Browse files

[PATCH] set_current_state() commentary

Explain the mysteries of set_current_state().

Quoth Linus:

 The scheduler itself never needs the memory barrier at all.

 The barrier is needed only if the user itself ends up testing some other
 thing afterwards, ie if you have

 	if (still_need_to_sleep())

 then the "still_need_to_sleep()" thing may test flags and wakeup events,
 and then you _may_ want to (and often do) make sure that the write of
 TASK_INTERRUPTIBLE is serialized wrt the reads of any wakeup data (since
 the wakeup may have happened on another CPU).

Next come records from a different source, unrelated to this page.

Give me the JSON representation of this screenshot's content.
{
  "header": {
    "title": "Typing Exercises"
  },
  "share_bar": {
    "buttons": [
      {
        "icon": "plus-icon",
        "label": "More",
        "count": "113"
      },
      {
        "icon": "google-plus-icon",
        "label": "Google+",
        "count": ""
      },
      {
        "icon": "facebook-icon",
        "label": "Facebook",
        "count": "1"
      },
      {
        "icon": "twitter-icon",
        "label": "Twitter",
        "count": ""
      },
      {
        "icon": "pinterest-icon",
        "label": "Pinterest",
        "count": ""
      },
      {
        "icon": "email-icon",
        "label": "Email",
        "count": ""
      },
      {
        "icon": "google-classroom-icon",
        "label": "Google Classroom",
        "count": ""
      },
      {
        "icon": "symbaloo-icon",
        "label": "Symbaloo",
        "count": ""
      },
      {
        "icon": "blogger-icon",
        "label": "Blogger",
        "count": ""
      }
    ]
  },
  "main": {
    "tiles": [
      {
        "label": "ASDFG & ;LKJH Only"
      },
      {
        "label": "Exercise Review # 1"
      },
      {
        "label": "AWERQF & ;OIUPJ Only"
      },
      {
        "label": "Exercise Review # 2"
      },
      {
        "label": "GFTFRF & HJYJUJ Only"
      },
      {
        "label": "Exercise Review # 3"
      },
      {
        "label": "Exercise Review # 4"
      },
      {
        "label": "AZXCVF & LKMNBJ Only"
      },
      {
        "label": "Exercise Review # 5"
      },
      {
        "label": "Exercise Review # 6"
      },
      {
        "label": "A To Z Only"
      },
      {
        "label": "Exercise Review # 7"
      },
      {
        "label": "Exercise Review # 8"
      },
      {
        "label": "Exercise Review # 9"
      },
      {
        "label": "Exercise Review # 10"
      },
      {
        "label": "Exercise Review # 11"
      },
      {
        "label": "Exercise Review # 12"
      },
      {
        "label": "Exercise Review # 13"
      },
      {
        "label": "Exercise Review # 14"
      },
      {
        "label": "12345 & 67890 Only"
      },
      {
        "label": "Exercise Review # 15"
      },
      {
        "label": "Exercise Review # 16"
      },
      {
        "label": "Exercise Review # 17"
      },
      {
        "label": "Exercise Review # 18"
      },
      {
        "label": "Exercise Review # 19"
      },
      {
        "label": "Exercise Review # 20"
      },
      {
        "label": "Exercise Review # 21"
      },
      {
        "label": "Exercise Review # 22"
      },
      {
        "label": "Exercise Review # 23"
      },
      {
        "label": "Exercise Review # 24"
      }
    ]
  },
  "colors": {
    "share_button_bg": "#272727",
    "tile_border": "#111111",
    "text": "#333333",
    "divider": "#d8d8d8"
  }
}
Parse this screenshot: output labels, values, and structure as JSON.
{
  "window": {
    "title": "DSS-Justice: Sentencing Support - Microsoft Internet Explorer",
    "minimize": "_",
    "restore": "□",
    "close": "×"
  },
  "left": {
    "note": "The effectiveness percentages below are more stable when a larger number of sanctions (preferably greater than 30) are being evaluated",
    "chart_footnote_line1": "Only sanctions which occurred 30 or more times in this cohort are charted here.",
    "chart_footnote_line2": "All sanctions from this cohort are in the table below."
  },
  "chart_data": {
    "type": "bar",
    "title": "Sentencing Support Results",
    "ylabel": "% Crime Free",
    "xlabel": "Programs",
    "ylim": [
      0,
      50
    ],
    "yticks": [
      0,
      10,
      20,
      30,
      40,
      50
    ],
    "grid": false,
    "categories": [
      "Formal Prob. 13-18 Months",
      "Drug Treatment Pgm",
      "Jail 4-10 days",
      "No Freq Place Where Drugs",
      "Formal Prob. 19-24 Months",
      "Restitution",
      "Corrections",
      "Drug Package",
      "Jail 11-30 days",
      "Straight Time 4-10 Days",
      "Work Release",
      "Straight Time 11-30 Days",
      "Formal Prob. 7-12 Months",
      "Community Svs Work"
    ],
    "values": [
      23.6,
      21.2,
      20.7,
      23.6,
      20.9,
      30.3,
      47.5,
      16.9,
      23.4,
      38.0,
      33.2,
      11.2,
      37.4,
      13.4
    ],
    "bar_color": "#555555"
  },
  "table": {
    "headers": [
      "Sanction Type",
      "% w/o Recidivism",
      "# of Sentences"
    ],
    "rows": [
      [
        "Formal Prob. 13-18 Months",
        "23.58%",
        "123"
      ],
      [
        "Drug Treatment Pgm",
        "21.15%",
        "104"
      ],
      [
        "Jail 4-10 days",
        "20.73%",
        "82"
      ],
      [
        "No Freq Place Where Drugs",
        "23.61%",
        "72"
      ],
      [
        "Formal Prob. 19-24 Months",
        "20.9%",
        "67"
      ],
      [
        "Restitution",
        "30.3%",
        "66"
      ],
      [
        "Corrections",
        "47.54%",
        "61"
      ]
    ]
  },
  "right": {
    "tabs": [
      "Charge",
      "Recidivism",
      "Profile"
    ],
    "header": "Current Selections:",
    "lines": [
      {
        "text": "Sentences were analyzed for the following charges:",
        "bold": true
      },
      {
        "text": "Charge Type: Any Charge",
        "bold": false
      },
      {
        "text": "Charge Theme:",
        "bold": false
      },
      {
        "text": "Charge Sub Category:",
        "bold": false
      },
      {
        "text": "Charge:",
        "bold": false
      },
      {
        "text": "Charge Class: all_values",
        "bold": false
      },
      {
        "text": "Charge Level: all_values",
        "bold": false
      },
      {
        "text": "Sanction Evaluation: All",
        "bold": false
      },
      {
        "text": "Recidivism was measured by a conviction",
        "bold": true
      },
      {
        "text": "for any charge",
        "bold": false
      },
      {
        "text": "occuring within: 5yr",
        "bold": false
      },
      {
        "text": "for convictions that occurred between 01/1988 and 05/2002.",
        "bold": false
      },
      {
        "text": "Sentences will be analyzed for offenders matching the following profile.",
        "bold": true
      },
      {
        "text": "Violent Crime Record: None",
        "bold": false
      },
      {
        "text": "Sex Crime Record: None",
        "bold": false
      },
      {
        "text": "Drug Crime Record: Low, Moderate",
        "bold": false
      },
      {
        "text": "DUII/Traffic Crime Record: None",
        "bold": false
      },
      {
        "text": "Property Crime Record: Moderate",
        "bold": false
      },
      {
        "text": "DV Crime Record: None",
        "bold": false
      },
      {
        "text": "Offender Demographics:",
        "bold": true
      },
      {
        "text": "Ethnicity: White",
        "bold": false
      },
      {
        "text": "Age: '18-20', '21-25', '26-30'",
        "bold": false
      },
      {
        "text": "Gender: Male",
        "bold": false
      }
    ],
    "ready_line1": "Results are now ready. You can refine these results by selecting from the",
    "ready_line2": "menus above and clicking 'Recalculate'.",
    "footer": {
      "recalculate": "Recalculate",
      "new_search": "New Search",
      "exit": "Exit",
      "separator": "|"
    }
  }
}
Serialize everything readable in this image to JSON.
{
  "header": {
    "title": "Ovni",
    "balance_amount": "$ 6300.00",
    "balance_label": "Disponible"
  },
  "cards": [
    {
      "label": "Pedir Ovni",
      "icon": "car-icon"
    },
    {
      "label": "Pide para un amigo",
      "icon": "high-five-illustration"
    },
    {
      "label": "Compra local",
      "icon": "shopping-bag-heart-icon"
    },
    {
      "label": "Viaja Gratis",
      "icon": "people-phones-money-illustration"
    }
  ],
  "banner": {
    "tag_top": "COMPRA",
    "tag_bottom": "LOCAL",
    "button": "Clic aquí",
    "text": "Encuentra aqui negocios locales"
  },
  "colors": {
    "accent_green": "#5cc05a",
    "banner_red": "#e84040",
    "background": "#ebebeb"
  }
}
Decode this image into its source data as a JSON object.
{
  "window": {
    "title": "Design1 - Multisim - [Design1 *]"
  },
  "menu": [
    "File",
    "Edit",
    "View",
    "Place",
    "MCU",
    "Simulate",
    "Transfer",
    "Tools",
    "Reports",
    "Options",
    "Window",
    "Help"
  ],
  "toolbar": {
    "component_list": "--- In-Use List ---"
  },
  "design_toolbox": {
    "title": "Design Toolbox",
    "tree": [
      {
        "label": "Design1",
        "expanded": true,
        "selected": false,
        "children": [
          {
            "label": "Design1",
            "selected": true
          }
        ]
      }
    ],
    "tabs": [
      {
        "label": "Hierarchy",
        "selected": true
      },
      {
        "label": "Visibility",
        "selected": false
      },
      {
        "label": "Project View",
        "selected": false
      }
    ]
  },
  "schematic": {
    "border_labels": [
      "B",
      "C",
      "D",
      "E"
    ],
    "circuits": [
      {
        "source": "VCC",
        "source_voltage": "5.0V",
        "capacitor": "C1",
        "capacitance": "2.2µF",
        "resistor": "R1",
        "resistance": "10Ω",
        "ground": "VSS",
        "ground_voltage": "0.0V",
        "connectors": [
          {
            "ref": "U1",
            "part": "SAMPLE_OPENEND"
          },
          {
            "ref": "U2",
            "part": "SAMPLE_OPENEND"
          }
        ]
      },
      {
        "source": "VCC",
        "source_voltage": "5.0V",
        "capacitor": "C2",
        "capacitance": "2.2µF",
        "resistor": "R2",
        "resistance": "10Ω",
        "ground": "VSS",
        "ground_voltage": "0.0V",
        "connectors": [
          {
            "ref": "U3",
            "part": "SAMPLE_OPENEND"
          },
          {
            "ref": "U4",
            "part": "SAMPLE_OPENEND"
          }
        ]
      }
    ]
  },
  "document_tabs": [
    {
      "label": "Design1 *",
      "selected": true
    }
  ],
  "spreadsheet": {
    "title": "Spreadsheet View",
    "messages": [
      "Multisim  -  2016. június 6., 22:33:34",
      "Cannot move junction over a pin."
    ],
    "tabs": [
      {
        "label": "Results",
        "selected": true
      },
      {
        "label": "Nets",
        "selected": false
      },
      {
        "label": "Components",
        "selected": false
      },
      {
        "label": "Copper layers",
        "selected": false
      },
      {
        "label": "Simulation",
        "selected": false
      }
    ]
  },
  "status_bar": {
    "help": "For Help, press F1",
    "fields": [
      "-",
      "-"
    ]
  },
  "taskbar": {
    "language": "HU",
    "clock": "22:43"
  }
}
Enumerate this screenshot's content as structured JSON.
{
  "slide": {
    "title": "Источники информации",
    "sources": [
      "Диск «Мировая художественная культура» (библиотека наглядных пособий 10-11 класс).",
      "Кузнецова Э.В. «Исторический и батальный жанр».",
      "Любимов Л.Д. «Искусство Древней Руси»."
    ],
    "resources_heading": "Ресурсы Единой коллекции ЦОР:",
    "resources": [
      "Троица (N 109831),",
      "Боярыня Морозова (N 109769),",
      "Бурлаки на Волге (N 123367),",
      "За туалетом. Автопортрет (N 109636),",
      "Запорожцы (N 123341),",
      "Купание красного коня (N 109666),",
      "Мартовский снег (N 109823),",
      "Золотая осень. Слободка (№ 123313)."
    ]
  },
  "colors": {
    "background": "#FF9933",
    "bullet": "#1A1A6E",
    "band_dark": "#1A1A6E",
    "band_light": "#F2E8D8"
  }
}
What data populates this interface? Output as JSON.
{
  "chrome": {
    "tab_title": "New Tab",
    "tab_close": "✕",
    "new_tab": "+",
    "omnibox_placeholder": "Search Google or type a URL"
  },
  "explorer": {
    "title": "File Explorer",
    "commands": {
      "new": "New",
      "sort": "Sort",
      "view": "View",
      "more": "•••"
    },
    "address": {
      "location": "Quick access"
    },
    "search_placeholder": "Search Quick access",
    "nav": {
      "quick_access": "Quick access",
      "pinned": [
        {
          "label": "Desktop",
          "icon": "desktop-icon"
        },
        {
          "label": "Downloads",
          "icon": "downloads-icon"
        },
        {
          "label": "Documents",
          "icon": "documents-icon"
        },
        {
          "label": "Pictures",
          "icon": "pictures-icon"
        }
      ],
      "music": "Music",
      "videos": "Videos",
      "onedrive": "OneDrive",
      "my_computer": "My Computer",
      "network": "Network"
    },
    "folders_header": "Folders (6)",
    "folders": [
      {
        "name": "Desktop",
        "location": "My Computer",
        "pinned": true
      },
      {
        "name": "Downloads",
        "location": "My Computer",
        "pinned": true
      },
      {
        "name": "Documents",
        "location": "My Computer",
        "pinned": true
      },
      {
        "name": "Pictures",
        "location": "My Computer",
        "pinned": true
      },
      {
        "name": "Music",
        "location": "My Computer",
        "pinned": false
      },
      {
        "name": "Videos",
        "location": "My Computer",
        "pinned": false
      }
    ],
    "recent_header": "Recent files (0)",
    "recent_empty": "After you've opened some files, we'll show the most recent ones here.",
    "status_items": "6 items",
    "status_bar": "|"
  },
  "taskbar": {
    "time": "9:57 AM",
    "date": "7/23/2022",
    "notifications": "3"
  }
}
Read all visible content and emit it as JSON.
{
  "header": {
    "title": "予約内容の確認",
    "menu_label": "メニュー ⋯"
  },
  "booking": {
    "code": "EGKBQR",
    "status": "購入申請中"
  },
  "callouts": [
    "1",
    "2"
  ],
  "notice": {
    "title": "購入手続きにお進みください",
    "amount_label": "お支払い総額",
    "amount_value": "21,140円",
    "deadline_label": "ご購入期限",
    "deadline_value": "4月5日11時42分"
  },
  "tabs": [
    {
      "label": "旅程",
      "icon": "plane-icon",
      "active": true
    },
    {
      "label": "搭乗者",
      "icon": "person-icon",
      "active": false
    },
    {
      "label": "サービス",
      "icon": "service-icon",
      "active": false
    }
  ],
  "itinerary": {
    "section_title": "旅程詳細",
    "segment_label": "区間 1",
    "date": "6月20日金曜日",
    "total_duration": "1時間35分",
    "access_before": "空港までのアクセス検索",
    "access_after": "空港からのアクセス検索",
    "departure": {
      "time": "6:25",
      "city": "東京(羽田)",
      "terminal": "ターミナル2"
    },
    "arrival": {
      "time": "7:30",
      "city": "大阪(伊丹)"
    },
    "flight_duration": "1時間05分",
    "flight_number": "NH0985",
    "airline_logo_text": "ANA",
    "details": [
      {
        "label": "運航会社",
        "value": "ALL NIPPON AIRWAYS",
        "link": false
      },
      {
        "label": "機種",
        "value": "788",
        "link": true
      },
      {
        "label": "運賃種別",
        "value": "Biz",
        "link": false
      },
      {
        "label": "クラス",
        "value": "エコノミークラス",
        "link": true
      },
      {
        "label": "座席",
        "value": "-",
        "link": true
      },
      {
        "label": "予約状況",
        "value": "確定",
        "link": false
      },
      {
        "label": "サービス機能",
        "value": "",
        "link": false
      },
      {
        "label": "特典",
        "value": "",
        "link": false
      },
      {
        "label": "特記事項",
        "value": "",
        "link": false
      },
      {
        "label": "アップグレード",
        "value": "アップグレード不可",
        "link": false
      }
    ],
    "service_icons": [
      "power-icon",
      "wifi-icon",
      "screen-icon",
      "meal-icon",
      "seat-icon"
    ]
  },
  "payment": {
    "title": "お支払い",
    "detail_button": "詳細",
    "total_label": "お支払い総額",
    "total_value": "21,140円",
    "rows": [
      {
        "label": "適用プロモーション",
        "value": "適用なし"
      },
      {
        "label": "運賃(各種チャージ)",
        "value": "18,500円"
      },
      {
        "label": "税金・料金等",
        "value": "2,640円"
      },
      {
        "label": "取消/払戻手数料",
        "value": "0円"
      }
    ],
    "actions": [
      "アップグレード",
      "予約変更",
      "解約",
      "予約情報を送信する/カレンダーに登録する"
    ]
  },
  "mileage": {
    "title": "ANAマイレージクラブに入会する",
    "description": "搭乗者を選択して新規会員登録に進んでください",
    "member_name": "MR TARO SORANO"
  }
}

 So the comment is somewhat wrong. We don't really _care_ whether the state
 propagates out to other CPU's since all of our actions are purely local,
 and there is nothing we do that is conditional on any other CPU: we're
 going to sleep unconditionally, and the scheduler only cares about _our_
 state, not about somebody elses state.
Signed-off-by: default avatarAndrew Morton <>
Signed-off-by: default avatarLinus Torvalds <>
parent 921717a2
......@@ -121,6 +121,17 @@ extern unsigned long nr_iowait(void);
#define set_task_state(tsk, state_value) \
set_mb((tsk)->state, (state_value))
* set_current_state() includes a barrier so that the write of current->state
* is correctly serialised wrt the caller's subsequent test of whether to
* actually sleep:
* set_current_state(TASK_UNINTERRUPTIBLE);
* if (do_i_need_to_sleep())
* schedule();
* If the caller does not need such serialisation then use __set_current_state()
#define __set_current_state(state_value) \
do { current->state = (state_value); } while (0)
#define set_current_state(state_value) \
Markdown is supported
0% or .
You are about to add 0 people to the discussion. Proceed with caution.
Finish editing this message first!
Please register or to comment